Upcoming ASMFC Meeting: What You Need to Know


From October 19-22, the Atlantic States Marine Fisheries Commission will virtually host its 79th Annual Meeting. You can register via the link and we suggest you carve out some time for stripers and menhaden.


First up on the calendar is menhaden. On Tuesday, October 20th at 9 AM, the Atlantic Menhaden Board will meet to discuss setting the Total Allowable Catch (TAC) for the menhaden fishery for 2021 and 2022. In August, the board moved forward with Ecological Based Reference Points (ERP’s). This was a groundbreaking decision that accounts for menhaden’s crucial role in the ecosystem rather than just another species for harvest. We applaud the board for moving forward with this new management approach.

ASGA and Bonefish & Tarpon Trust submitted a letter regarding setting the new TAC that was included in the supplemental meeting materials. We are in favor of a precautionary TAC that would lead to no more than a 50% probability of exceeding the ERP target for fishing mortality. This equates to a TAC of no more than 176,800 mt, which represents about an 18% reduction from the current 216,000 mt TAC and would help ensure that plenty of menhaden are left in the water for predators.

A 50% probability of success is the bare minimum that should be considered. Furthermore, there is a documented decline in Atlantic herring, which has become overfished since 2017—the baseline year used to set the ERPs.This is an important facet in ERP management because Atlantic herring are the sole prey substitute for menhaden considered in the ERP model.

If you are unable to attend, we will try to give live updates via social media on the board’s proceedings.

Striped Bass.

The Atlantic Striped Bass Management Board with convene on Wednesday, October 21 at 1:30 PM. The agenda is listed below

  •  Consider Approval of State Implementation Plans for Addendum VI Mandatory Circle Hook Requirements (M. Appelman) Final Action
  •  Review Technical Committee Report on Factors Limiting Recreational Release Mortality Estimates (K. Sullivan)
  •  Consider Draft Amendment 7 Public Information Document for Public Comment (M. Appelman)

Without a doubt, the most important part of this meeting will be the Draft Amendment 7 Public Information Document (PID). The PID for Amendment 7 has the potential to completely alter striped bass management for the foreseeable future. A work group of commissioners established the draft PID over the summer. More info on that process can be found here and in the Fireside Chat that we hosted in September.

Notably, the PID will cover striped bass management topics like reference points, management triggers, conservation equivalency, and regional management just to name a few. The board needs your feedback on each of these issues.

Once the final PID is released, we will help with your comments by giving you our take on the various sections. It is critical that you participate in the comment process. This is where the rubber will meet the road for Amendment 7. We have one shot to get it right.

During the Addendum VI process to set 2020 regulations, we generated over a thousand comments. We need to generate ten times that number this time. We have to put the board in a position where we can not be ignored.

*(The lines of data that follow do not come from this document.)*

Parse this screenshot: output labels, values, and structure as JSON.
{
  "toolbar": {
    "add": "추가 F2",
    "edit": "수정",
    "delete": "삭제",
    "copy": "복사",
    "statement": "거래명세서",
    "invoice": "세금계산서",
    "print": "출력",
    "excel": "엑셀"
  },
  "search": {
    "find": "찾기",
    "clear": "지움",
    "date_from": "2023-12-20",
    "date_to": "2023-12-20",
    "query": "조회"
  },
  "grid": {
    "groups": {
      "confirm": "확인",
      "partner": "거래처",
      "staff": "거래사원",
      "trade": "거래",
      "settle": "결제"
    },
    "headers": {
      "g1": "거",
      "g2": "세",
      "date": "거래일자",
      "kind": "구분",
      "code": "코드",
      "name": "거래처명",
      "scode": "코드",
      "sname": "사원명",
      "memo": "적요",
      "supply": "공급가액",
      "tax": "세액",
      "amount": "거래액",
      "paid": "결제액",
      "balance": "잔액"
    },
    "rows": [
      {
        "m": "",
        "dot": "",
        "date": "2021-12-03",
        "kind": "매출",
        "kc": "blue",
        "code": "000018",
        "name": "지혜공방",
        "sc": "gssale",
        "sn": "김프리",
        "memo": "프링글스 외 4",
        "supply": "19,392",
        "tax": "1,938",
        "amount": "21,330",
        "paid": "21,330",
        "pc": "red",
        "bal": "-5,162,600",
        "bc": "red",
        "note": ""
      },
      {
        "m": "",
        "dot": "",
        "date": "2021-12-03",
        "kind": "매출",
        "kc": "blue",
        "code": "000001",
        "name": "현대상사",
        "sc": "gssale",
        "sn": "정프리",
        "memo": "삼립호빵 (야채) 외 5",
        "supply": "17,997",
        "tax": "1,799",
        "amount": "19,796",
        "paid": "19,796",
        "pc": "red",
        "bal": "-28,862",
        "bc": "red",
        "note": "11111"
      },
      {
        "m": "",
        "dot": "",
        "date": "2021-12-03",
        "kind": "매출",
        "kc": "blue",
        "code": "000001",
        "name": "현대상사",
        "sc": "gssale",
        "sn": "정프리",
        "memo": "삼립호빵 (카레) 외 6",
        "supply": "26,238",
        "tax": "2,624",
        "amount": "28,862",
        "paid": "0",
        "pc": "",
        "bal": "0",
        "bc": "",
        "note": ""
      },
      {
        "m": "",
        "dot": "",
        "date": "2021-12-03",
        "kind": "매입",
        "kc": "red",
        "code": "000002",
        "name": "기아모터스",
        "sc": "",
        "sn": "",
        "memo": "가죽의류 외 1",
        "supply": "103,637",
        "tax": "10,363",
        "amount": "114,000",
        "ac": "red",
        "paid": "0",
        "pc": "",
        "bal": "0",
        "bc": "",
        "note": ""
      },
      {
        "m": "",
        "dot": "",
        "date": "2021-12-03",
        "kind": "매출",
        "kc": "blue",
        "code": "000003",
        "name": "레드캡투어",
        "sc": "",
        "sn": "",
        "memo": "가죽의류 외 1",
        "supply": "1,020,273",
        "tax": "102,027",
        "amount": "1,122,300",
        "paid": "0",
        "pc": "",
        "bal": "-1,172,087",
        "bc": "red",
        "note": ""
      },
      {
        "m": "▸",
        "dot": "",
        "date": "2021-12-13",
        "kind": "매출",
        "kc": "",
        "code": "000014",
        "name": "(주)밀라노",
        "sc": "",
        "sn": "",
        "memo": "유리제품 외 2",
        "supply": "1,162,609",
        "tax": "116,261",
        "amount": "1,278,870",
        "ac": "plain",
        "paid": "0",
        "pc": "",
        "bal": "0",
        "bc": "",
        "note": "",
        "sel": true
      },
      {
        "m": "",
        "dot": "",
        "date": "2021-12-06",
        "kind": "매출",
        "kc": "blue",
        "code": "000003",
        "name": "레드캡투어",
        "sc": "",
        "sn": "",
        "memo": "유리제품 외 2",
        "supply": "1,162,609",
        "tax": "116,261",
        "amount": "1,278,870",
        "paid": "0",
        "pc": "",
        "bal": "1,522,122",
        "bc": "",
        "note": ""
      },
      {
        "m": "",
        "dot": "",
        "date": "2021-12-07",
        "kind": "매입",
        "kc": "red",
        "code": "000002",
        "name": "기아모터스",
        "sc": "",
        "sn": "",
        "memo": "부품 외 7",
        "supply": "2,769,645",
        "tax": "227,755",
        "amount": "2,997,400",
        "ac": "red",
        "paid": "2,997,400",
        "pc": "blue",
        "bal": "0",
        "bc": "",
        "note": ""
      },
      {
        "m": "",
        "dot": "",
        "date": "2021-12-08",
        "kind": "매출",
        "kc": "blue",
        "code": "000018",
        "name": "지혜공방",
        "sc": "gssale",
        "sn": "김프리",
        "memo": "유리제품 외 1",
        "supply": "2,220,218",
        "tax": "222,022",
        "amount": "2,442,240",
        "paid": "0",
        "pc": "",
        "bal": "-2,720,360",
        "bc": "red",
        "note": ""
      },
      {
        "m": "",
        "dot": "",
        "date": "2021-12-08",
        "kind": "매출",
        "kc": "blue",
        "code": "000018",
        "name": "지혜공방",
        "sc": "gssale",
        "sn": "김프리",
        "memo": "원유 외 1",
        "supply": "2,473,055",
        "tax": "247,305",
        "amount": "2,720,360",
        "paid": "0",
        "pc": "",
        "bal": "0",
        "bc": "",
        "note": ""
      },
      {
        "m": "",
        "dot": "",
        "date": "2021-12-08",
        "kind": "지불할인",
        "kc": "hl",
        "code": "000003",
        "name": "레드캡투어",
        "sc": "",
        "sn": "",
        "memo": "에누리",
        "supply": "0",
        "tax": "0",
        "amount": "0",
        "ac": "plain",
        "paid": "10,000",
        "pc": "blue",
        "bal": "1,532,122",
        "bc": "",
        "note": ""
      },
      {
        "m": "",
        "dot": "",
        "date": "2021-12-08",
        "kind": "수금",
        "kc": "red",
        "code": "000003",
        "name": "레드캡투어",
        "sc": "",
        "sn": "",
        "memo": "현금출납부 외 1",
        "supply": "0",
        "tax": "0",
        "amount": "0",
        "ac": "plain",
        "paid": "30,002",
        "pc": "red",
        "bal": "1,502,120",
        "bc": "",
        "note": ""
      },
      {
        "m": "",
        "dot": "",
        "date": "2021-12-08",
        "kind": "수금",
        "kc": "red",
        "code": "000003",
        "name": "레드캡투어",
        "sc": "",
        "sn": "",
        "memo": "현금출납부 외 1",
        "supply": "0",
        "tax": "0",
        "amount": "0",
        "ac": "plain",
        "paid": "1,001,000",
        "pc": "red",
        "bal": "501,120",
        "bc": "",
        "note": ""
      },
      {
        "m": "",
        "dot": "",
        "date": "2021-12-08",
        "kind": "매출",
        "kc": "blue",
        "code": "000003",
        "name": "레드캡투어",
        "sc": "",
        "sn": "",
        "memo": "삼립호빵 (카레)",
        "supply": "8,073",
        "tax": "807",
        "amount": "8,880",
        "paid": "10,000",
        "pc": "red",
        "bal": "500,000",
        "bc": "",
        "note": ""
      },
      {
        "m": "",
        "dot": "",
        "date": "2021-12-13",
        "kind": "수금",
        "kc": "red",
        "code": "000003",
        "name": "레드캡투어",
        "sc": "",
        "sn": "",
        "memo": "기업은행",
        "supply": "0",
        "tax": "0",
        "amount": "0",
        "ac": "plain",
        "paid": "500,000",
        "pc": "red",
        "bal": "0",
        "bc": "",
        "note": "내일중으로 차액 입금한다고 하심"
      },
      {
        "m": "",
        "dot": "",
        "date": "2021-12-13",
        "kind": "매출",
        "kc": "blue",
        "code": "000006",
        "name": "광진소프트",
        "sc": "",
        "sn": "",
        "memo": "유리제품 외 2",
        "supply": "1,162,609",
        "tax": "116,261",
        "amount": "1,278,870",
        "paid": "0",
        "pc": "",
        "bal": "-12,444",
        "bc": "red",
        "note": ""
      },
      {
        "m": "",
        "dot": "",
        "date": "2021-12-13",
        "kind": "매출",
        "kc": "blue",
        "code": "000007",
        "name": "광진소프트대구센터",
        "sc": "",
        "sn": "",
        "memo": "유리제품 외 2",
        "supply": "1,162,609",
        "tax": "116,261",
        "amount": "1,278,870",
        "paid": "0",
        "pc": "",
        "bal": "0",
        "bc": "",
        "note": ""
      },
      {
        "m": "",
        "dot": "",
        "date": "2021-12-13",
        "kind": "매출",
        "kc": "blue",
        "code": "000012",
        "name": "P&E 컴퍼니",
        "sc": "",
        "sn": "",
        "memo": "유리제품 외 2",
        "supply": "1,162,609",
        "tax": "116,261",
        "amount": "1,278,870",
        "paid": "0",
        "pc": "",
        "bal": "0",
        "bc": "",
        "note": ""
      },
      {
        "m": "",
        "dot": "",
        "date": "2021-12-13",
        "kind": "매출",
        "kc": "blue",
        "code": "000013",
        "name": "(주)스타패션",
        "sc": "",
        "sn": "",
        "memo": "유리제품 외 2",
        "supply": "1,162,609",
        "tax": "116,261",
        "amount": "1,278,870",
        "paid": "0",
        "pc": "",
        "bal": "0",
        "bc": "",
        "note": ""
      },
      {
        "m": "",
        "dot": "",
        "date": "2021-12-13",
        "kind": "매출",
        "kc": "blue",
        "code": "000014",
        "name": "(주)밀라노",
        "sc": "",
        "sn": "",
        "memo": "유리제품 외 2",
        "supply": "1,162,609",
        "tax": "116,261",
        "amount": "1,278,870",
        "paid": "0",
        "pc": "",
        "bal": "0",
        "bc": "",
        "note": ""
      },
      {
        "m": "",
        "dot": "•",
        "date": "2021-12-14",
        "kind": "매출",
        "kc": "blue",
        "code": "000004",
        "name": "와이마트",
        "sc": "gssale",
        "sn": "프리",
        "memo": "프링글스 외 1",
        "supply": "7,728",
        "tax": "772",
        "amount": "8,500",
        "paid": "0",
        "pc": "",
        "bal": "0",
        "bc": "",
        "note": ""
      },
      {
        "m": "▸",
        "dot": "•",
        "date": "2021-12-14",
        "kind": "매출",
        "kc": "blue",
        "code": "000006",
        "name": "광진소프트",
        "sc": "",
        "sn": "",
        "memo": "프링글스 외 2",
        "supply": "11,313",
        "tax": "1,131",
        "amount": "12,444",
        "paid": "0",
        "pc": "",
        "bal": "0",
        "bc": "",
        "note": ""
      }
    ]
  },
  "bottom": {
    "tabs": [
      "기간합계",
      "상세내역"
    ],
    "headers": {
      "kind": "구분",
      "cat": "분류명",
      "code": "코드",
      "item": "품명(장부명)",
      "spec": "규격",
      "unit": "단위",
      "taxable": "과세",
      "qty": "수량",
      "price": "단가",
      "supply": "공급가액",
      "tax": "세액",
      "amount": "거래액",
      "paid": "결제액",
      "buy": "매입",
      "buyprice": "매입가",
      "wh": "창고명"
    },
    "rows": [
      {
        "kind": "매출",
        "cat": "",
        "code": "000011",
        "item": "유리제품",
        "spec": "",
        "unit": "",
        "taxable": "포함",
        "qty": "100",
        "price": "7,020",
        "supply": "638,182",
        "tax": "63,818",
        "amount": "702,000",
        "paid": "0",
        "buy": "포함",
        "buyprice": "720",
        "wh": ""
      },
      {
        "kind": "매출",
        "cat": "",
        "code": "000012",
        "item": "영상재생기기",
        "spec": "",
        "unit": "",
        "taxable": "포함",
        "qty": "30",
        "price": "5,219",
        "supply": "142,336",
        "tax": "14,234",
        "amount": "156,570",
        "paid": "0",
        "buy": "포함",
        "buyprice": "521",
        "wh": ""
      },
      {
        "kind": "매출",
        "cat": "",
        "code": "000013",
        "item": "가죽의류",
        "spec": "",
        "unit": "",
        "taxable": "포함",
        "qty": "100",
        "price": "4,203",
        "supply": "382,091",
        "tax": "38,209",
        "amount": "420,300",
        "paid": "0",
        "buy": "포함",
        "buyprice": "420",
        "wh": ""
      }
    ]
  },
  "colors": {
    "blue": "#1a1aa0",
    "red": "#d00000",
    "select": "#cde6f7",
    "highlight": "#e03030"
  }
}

Final Note on Striped Bass

As you may have heard, Maryland Department of Natural Resources released the Young of the Year Index (YOY) for 2020 on Tuesday. The YOY index has been taken every year since 1954. You can read about the accuracy and methodology here. This is the chart since 1954.

The YOY for 2020 was abysmal. The mean number for spawning success is 11.5. 2020 came in at a 2.5. We will get into that in a YOY blog in the next few weeks. For now, here is our take on it. This puts an incredible importance on the 2015-year class. Those fish are right on the edge of being legal this year and most females have yet to have their first spawn. The current slot harvests fish just entering the coastal stock. We are playing Russian Roulette with the last hope for a quick rebound in the striped bass stock.

This is the main reason why ASGA advocated for a 1@35” limit for striped bass during the last addendum process. If ASMFC had gone with the proven regulation of 1@35”, these fish would have the time to help replenish the stock. However, they very well might suffer a similar fate as the 2011-year class which was overharvested before they could make an impact on spawning success.

Please look out for our blog on the YOY index for striped bass as well as updates on social media and our website on the meetings next week.

Leave a Reply

Your email address will not be published. Required fields are marked *


Recent Articles:

Browse by Category:

Search all Categories

Stand with Us

We rely on our members and donations to keep fighting for a sustainable tomorrow in marine conservation.

By using this website, you agree to our use of cookies. We use cookies to provide you with a great experience and to help our website run effectively. To learn more, please review our privacy policy.